Persuasive Power of Uncertainty – Review Of

Harvard Business Review (HBR) interviewed Zak Tormala of Stanford about their current research.
232 The Persuasive Power of Uncertainty (Podcast)

Part of their study involved a fictitious restaurant where researchers tried to study the power of uncertainty by experts and non-experts using restaurant reviews. The restaurant review was done in the most favorable light and their intent was to be as compelling as possible.

HBR Image from

There were two restaurant review experts, one expressed certainly about the review (we’ll call Expert A) and the other reviewer expressed somewhat less certainty (Expert B). The manipulated variable in their restaurant review was the level of certainly. When Expert A was definitive in their review, the response to that review wasn’t as compelling.

In other words, according to the researchers, when dealing with the experts, the definitive review was being less persuasive. If Expert B reviewed the restaurant with a certain amount of uncertainty, readers were somewhat surprised to hear this and became more interested. When customers’ curiosity was piqued, they were more likely to pay attention and possibly more open to persuasion. 
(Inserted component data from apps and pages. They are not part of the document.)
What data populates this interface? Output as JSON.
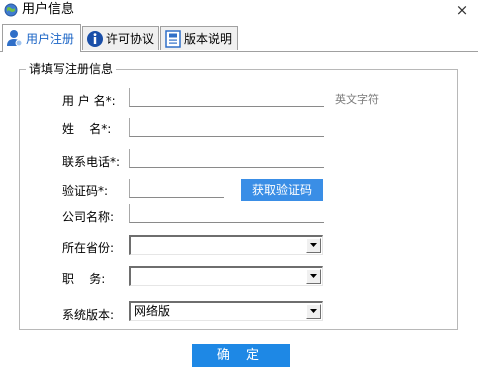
{
  "window": {
    "title": "用户信息",
    "close_glyph": "×"
  },
  "tabs": [
    {
      "label": "用户注册",
      "icon": "user-icon",
      "active": true
    },
    {
      "label": "许可协议",
      "icon": "info-icon",
      "active": false
    },
    {
      "label": "版本说明",
      "icon": "document-icon",
      "active": false
    }
  ],
  "form": {
    "group_title": "请填写注册信息",
    "username": {
      "label": "用 户 名*:",
      "value": "",
      "hint": "英文字符"
    },
    "name": {
      "label": "姓    名*:",
      "value": ""
    },
    "phone": {
      "label": "联系电话*:",
      "value": ""
    },
    "captcha": {
      "label": "验证码*:",
      "value": "",
      "button": "获取验证码"
    },
    "company": {
      "label": "公司名称:",
      "value": ""
    },
    "province": {
      "label": "所在省份:",
      "value": ""
    },
    "position": {
      "label": "职    务:",
      "value": ""
    },
    "version": {
      "label": "系统版本:",
      "value": "网络版"
    }
  },
  "actions": {
    "ok": "确 定"
  },
  "colors": {
    "accent": "#1e88e5",
    "button_blue": "#3a8ee6",
    "active_tab_text": "#1a64c6"
  }
}
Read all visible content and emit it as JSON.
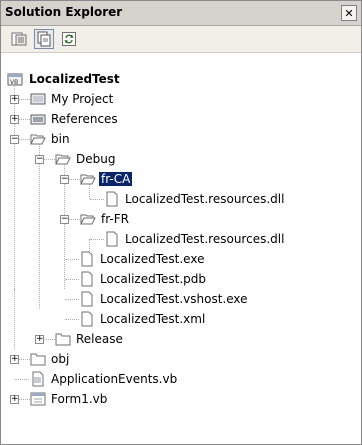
{
  "window": {
    "title": "Solution Explorer",
    "close_glyph": "✕"
  },
  "toolbar": {
    "buttons": [
      {
        "name": "properties-icon"
      },
      {
        "name": "show-all-files-icon",
        "pressed": true
      },
      {
        "name": "refresh-icon"
      }
    ]
  },
  "tree": {
    "project": "LocalizedTest",
    "my_project": "My Project",
    "references": "References",
    "bin": "bin",
    "debug": "Debug",
    "fr_ca": "fr-CA",
    "fr_ca_dll": "LocalizedTest.resources.dll",
    "fr_fr": "fr-FR",
    "fr_fr_dll": "LocalizedTest.resources.dll",
    "exe": "LocalizedTest.exe",
    "pdb": "LocalizedTest.pdb",
    "vshost": "LocalizedTest.vshost.exe",
    "xml": "LocalizedTest.xml",
    "release": "Release",
    "obj": "obj",
    "app_events": "ApplicationEvents.vb",
    "form1": "Form1.vb"
  },
  "colors": {
    "selection": "#0a246a",
    "titlebar": "#d6d3ce"
  }
}
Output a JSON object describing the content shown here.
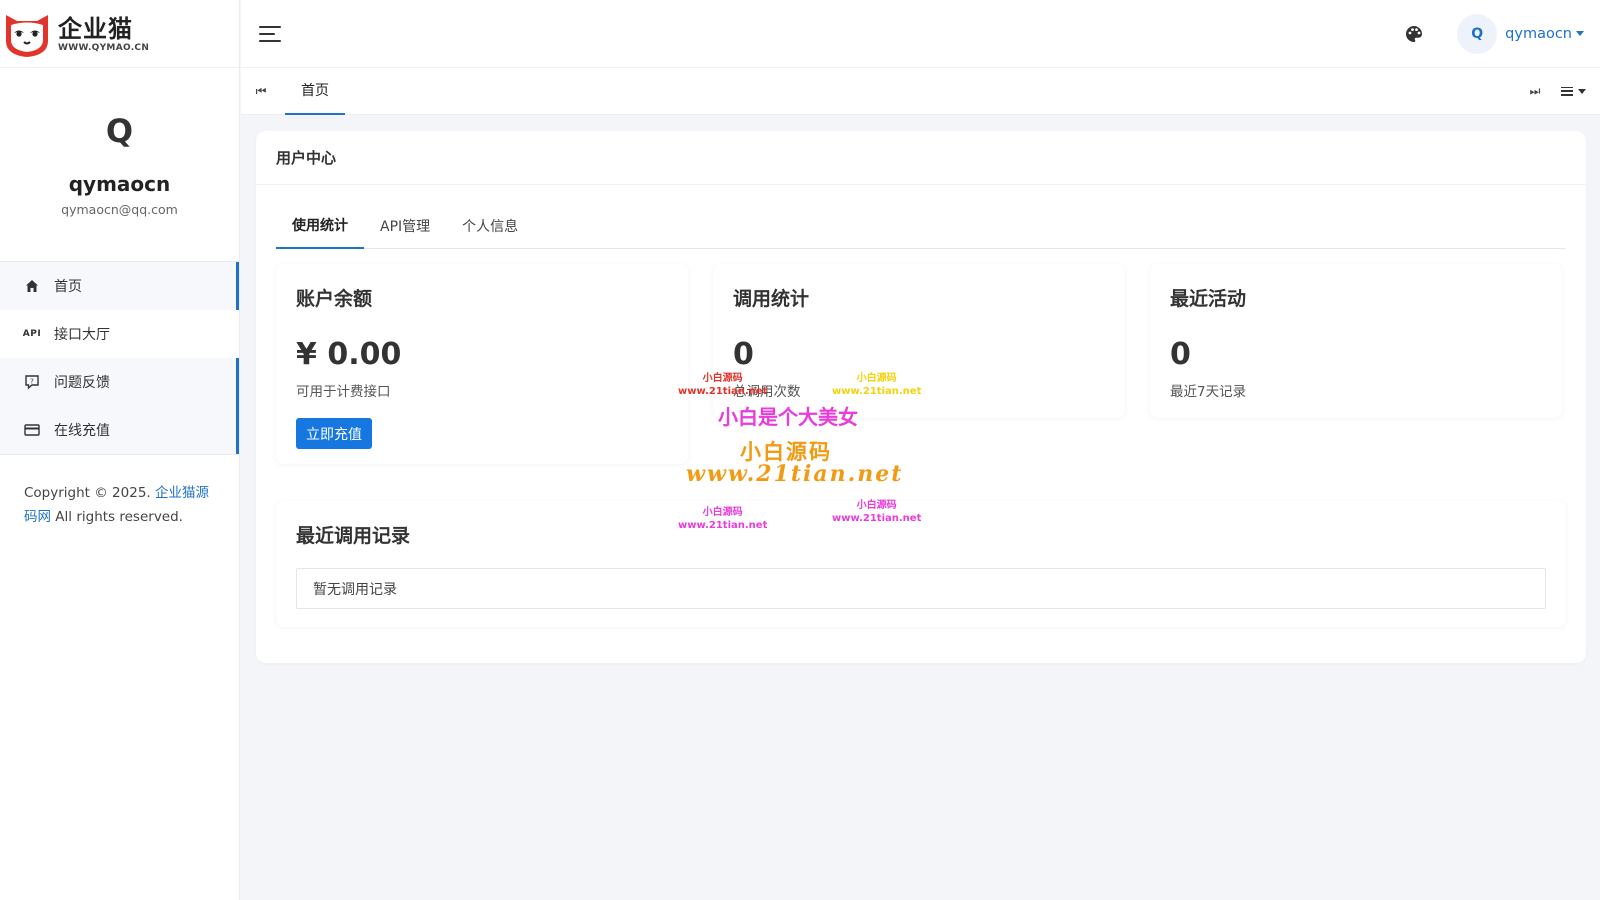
{
  "brand": {
    "name": "企业猫",
    "domain": "WWW.QYMAO.CN",
    "colors": {
      "primary": "#1f72c8",
      "button": "#1677e0",
      "logo": "#e2342b"
    }
  },
  "profile": {
    "initial": "Q",
    "username": "qymaocn",
    "email": "qymaocn@qq.com"
  },
  "sidebar": {
    "items": [
      {
        "label": "首页",
        "icon": "home-icon"
      },
      {
        "label": "接口大厅",
        "icon": "API"
      },
      {
        "label": "问题反馈",
        "icon": "feedback-icon"
      },
      {
        "label": "在线充值",
        "icon": "credit-card-icon"
      }
    ],
    "copyright_prefix": "Copyright © 2025.",
    "copyright_link": "企业猫源码网",
    "copyright_suffix": "All rights reserved."
  },
  "header": {
    "avatar_initial": "Q",
    "username": "qymaocn"
  },
  "tabbar": {
    "home_tab": "首页"
  },
  "main": {
    "card_title": "用户中心",
    "tabs": [
      "使用统计",
      "API管理",
      "个人信息"
    ],
    "stats": [
      {
        "title": "账户余额",
        "value": "¥ 0.00",
        "desc": "可用于计费接口"
      },
      {
        "title": "调用统计",
        "value": "0",
        "desc": "总调用次数"
      },
      {
        "title": "最近活动",
        "value": "0",
        "desc": "最近7天记录"
      }
    ],
    "recharge_button": "立即充值",
    "recent_title": "最近调用记录",
    "recent_empty": "暂无调用记录"
  },
  "watermark": {
    "small_cn": "小白源码",
    "small_url": "www.21tian.net",
    "headline": "小白是个大美女",
    "brush_cn": "小白源码",
    "url": "www.21tian.net"
  }
}
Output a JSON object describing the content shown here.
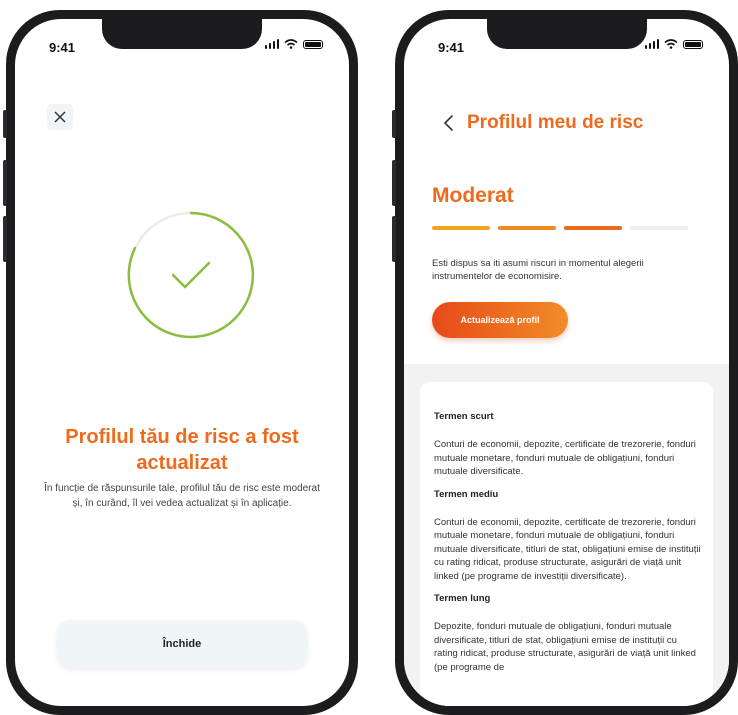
{
  "status_bar": {
    "time": "9:41"
  },
  "left_screen": {
    "close_icon": "close-icon",
    "success_icon": "checkmark-icon",
    "title": "Profilul tău de risc a fost actualizat",
    "description": "În funcție de răspunsurile tale, profilul tău de risc este moderat și, în curând, îl vei vedea actualizat și în aplicație.",
    "close_button": "Închide",
    "accent_color": "#ee6a1c",
    "ring_color": "#8bbd3f"
  },
  "right_screen": {
    "back_icon": "chevron-left-icon",
    "title": "Profilul meu de risc",
    "risk_level": "Moderat",
    "risk_scale": {
      "filled_segments": 3,
      "total_segments": 4
    },
    "description": "Esti dispus sa iti asumi riscuri in momentul alegerii instrumentelor de economisire.",
    "update_button": "Actualizează profil",
    "terms": [
      {
        "heading": "Termen scurt",
        "body": "Conturi de economii, depozite, certificate de trezorerie, fonduri mutuale monetare, fonduri mutuale de obligațiuni, fonduri mutuale diversificate."
      },
      {
        "heading": "Termen mediu",
        "body": "Conturi de economii, depozite, certificate de trezorerie, fonduri mutuale monetare, fonduri mutuale de obligațiuni, fonduri mutuale diversificate, titluri de stat, obligațiuni emise de instituții cu rating ridicat, produse structurate, asigurări de viață unit linked (pe programe de investiții diversificate)."
      },
      {
        "heading": "Termen lung",
        "body": "Depozite, fonduri mutuale de obligațiuni, fonduri mutuale diversificate, titluri de stat, obligațiuni emise de instituții cu rating ridicat, produse structurate, asigurări de viață unit linked (pe programe de"
      }
    ]
  }
}
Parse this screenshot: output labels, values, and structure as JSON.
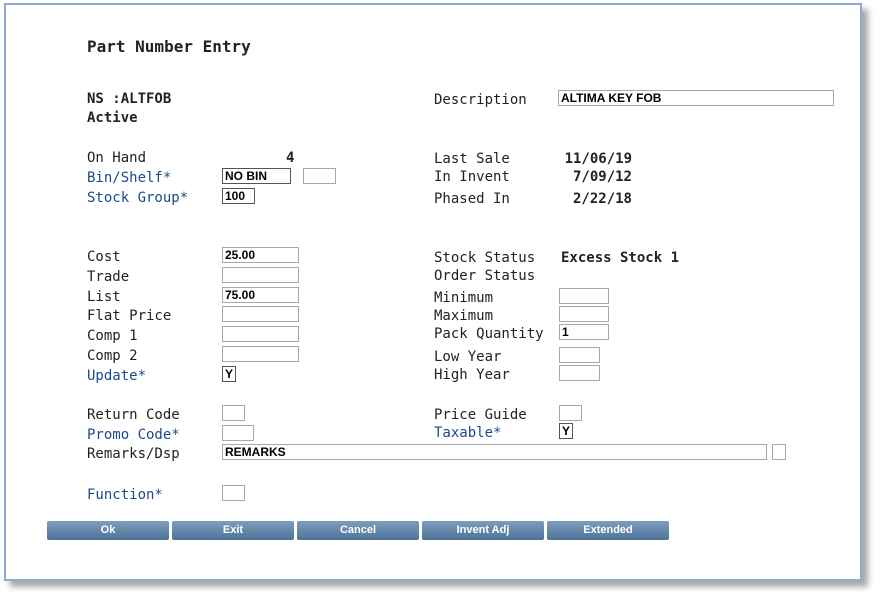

If the variable being manipulated was the level of expertise, the opposite occurred. If the non-expert was more certain with their review, they were more persuasive. If non-expert was less certain, they were generally not very persuasive. According to this study, with non-experts, the level of persuasiveness depends on how much certainty you project. Because they are non-experts, the key for believability had to be how certain they were.

So experts who have a lot of credibility have some leeway to express doubt and still be persuasive. Obviously, the opposite occurs for those who aren’t experts. If you want to be persuasive and are not an expert, the level of persuasiveness will make all the difference.

If you are a CEO who’s an expert about your company, you can sometimes help your audience focus on your message by expressing a little doubt or certainty. It might help to get people to perk up and pay more attention than usual.

You may express a little uncertainty at the opening to your speech to set the tone to help get your message across. Of course, for this to be successful, your message has to be relevant to your listening audience.

The podcast does not recommend using this approach all the time. It depends on your intent. If your intent is to convey a message your audience is interested to hear, and you want your audience to be comfortable and relaxed, it is better for the CEO to be comfortable and relaxed. If what you’re telling is compelling and you need more focus, this approach of an expert expressing some uncertainly might be a useful tool.

Kevin Schwarm

I have over 25 years of professional experience in business, information technology (IT), and customer service. Industry experience in retail, medical insurance, higher education, non-profit, financial services, and property and casualty insurance. Customer focused professional interested in providing value (save time, money and aggravation) by evaluating and analyzing information, services and products with a unique perspective.

17 Responses

  1. Bill says:

    I’ll have to look it up, but I think this idea is also found in “Made to Stick” by Chip and Dan Heath. I think they framed in more in “mystery”. But, as you’ve noted, it can’t be used all the time. The news today of the demise of Osama bin Laden is full of skepticism since all there is currently to go on is the good word of the people in power. Proof through proper verification processes would eliminate doubt.